If Mad Men has taught one thing, it’s that the corporate offices of the 1960’s and 1970’s look very different from the offices of today.  Assuming the depiction is accurate (and I trust that it is, since everything on TV is true), the most noticeable difference is the indoor smoking of cigarettes and lack of respect for women and minorities.  However, in addition to social differences, there were also very different ways in the way work got done.

If I were a corporate executive in 1965 and I wanted to send a written communication to someone in another state I had a couple options.  I could send a very short message via Telegram or, if I wanted to send a long form letter, I could dictate a letter to a typist and mail it through the post office.  Today, this entire process takes a fraction of the time.  Electronic mail makes the transmission of messages hundreds of times faster than having to rely on the post office and pretty much everyone can type for themselves; the job of “typist” no longer exists.

Let’s take a second and think about the job of “typist”.  For most of history typists operated the typewriter.  Gaining popularity between 1900-1910, the typewriter was such a fantastic improvement over having to write everything by hand.  The problem was that it took special skills to be able to work it.  From 1910-1990 (about 80 years), the job of typist probably seemed like a relatively high-quality, stable job.  After all, everyone who’s anybody needs things typed.  However, the problems for typists began around the year 1995, when people started typing things for themselves.  The “skill” of typing which was once the key to stable employment, started to become table stakes for any corporate job.  The specialty of typist became valueless because everyone could type.

Now – let’s look at the job of Analyst.

Starting off, we have to recognize that the word “analyst” can mean a lot of different things. The Wikipedia page for analyst lists over 20 different categories of analysts, all that have distinct responsibilities and skill sets across multiple industries.  The common thread that ties analysts together is that they all are responsible for studying data and producing insights that help guide decision making.  The reason that there are so many different kinds of analysts today is twofold.  First, new digital data collection techniques have greatly increased the amount of data available to analyze.  Second, making decisions based on data analysis is such a fantastic improvement over making gut-driven decisions.

Right now, the job of analyst is an extremely valuable and stable job.  However, you have to wonder – will the skill of data analysis, like the skill of typing, soon become table stakes for anyone who is responsible for making strategic decisions?  Right now the job of analyst is a distinct responsibility, but how long will it be before this responsibility goes the way of the typist?  I’m not suggesting that analysis will become less important, but rather the opposite.  Analysis will become so important that everyone will need to do it themselves.

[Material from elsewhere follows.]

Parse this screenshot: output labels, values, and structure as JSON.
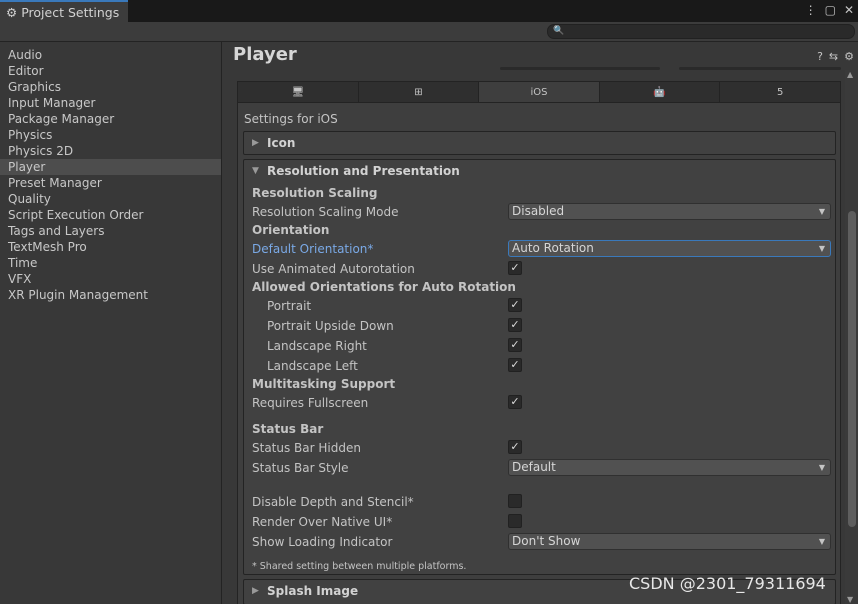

In 20 years time, it’s possible that our offices today will look as foreign to us as the offices of the 1960’s. We may find it hard to believe that anyone would be able to make strategic decisions without being able to do their own data analysis.



In 20 Years Analysts Could Be Extinct
  • >The specialty of typist became valueless because everyone could type.

    Well, I don’t know about that. Typists are still around, and still make money (http://www.bls.gov/oes/current/oes439022.htm). But yeah, nowhere near as prevalent.

    >Analysis will become so important that everyone will need to do it themselves.

    Oh, I doubt that. Analysis – well, good analysis – requires a significant amount of knowledge and training. Unlike typing, where for most people there are significantly decreasing marginal returns, analysis is a job where (i) there are increasing marginal returns, and (ii) where relatively small differences in absolute ability can significantly increase effectiveness — and possibly involve large sums of money.

    Also, it’d take more tha 20 years. Excel et al have been around for 20 years, and how many people do you know can use it effectively? And that’s the most basic analytical tool.

    I think it’s more likely that automation with take care of significantly more. Right now, pulling out pretty simple descriptive statistics can be challenging and require a couple of hours in Excel; more and more of that is shifting to the database. Additionally, powerful data visualization tools are making it easier to navigate data sets and come to interesting conclusions.

    Increased efficiency – both direct automation better tools – for analysts means fewer jobs. But not skill distribution; if anything, more specialization – e.g. a drive towards analysts that can automate the production of daily/weekly/monthly reports.

  • Andrew Eifler

    I agree – the job of the “enabler” seems much more long lived than the current “full service” analyst. Teach a man to fish… right?

    Thanks for the comment MG.